━━ Records for this task

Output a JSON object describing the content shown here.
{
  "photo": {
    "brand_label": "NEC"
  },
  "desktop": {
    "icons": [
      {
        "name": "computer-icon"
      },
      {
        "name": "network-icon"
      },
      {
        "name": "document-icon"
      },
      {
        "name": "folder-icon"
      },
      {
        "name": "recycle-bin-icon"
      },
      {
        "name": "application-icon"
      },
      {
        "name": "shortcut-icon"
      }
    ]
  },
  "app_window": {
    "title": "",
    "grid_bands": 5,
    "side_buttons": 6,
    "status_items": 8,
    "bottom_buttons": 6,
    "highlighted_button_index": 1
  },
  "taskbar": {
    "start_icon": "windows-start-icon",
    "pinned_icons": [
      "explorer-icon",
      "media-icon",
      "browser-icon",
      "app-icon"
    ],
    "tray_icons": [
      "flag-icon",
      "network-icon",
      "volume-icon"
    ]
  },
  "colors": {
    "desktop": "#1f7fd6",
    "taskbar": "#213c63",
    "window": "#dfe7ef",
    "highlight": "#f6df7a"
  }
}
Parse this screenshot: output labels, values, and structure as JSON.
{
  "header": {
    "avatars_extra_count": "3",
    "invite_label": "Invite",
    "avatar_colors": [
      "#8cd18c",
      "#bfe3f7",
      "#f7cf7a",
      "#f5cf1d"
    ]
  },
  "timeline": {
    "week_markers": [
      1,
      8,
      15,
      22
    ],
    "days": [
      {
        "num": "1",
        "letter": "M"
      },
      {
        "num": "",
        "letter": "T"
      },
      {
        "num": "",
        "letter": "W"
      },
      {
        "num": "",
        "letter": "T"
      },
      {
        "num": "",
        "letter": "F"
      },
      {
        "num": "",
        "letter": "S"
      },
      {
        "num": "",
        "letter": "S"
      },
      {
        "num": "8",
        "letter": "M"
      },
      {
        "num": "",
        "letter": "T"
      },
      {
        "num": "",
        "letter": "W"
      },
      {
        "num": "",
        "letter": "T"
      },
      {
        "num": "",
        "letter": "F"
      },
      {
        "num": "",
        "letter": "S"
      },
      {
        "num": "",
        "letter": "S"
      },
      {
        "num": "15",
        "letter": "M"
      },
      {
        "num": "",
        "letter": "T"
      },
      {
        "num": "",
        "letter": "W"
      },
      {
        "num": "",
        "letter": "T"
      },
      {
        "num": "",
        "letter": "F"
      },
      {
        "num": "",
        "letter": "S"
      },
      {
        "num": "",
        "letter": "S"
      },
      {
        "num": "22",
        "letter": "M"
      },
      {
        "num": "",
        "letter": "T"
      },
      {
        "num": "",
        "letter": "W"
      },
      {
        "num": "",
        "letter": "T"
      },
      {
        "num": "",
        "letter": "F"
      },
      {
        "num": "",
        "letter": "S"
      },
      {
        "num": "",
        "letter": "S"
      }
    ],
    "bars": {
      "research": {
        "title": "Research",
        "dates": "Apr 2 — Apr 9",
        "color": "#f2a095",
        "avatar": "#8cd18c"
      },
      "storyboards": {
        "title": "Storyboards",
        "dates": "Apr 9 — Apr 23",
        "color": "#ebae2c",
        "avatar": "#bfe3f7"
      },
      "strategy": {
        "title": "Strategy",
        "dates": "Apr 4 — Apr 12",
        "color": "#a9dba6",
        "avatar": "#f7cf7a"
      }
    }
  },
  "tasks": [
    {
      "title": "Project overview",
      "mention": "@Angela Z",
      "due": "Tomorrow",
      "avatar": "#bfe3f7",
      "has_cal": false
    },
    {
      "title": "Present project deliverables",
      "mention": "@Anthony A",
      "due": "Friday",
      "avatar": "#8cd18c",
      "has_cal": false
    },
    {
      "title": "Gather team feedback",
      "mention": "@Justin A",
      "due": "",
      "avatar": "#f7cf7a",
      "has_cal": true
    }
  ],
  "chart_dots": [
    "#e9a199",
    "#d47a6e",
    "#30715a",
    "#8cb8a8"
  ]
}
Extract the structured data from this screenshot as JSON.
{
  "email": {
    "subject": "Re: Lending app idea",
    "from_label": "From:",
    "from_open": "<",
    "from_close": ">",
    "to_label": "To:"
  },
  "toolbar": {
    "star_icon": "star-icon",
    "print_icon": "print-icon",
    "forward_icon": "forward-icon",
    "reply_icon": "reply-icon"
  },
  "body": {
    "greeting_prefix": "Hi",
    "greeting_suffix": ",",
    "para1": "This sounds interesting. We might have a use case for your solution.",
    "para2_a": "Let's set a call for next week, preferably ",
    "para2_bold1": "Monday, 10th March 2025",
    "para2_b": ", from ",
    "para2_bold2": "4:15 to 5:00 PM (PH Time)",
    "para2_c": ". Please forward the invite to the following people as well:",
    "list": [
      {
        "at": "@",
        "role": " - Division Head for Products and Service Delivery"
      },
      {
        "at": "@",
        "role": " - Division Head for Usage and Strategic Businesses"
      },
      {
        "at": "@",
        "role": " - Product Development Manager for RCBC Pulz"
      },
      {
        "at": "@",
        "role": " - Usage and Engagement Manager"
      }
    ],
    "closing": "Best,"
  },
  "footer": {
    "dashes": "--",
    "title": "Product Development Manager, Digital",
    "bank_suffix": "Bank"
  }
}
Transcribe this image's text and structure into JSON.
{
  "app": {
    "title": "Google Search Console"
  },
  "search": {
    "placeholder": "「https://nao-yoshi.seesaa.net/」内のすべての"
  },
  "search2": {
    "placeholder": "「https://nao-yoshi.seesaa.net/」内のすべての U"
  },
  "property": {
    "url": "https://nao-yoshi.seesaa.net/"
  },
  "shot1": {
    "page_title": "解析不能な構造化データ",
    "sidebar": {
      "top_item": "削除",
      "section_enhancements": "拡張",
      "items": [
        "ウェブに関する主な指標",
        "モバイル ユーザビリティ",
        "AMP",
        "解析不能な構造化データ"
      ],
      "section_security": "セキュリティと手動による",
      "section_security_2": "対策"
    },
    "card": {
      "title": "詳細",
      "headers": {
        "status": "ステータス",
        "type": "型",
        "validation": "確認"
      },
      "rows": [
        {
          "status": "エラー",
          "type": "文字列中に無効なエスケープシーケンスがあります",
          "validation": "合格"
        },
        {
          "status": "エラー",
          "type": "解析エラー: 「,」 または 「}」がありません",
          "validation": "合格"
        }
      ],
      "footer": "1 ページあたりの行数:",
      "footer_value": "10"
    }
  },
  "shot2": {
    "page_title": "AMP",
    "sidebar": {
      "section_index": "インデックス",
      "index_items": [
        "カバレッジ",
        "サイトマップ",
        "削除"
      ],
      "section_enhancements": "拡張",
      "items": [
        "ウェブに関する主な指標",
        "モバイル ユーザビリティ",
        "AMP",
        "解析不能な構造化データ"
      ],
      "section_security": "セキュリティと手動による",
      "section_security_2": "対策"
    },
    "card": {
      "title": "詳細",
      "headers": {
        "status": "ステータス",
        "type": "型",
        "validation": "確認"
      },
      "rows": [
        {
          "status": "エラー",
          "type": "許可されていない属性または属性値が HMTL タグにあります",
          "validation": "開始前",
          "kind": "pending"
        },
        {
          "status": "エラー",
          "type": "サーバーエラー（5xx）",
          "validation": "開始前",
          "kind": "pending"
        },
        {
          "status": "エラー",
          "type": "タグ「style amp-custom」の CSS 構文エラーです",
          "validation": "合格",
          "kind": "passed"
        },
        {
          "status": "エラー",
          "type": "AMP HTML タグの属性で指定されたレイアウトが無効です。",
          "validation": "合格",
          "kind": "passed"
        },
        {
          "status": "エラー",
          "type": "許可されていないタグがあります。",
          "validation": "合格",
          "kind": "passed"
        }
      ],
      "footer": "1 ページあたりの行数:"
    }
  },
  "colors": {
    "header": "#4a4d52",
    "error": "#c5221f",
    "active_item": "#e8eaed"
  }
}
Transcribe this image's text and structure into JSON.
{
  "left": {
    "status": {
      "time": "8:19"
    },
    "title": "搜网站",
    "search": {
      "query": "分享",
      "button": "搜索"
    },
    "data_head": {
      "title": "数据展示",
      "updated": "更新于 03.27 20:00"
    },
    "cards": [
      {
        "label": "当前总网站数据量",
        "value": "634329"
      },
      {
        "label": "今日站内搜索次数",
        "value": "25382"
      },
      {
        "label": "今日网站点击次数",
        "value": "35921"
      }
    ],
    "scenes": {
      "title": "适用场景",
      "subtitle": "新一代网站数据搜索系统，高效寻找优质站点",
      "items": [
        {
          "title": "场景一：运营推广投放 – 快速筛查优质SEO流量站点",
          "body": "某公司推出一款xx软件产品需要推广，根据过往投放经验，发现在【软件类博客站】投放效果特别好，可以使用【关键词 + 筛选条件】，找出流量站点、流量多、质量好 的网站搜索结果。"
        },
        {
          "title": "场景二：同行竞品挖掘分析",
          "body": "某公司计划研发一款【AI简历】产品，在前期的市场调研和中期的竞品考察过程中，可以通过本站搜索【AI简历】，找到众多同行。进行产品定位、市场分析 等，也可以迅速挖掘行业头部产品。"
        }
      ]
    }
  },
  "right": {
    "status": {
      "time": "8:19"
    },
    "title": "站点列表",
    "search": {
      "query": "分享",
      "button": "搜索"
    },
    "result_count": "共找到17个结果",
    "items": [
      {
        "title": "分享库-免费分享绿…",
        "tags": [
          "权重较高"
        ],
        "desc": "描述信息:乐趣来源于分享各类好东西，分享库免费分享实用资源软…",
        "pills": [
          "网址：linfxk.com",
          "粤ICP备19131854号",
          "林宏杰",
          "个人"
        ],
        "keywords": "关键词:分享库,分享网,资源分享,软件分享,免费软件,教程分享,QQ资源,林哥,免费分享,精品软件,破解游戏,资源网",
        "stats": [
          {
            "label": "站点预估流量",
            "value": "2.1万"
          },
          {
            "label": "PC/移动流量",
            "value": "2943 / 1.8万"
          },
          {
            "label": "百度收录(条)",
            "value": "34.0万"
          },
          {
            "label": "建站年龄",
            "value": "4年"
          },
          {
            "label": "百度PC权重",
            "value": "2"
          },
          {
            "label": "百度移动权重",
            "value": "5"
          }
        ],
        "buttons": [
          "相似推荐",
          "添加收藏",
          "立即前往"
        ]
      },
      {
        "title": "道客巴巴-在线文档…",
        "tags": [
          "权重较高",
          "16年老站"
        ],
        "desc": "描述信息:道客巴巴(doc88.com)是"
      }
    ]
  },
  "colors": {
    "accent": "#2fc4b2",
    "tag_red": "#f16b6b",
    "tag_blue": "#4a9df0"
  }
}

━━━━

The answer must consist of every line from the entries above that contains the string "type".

        "type": "型",
          "type": "文字列中に無効なエスケープシーケンスがあります",
          "type": "解析エラー: 「,」 または 「}」がありません",
        "type": "型",
          "type": "許可されていない属性または属性値が HMTL タグにあります",
          "type": "サーバーエラー（5xx）",
          "type": "タグ「style amp-custom」の CSS 構文エラーです",
          "type": "AMP HTML タグの属性で指定されたレイアウトが無効です。",
          "type": "許可されていないタグがあります。",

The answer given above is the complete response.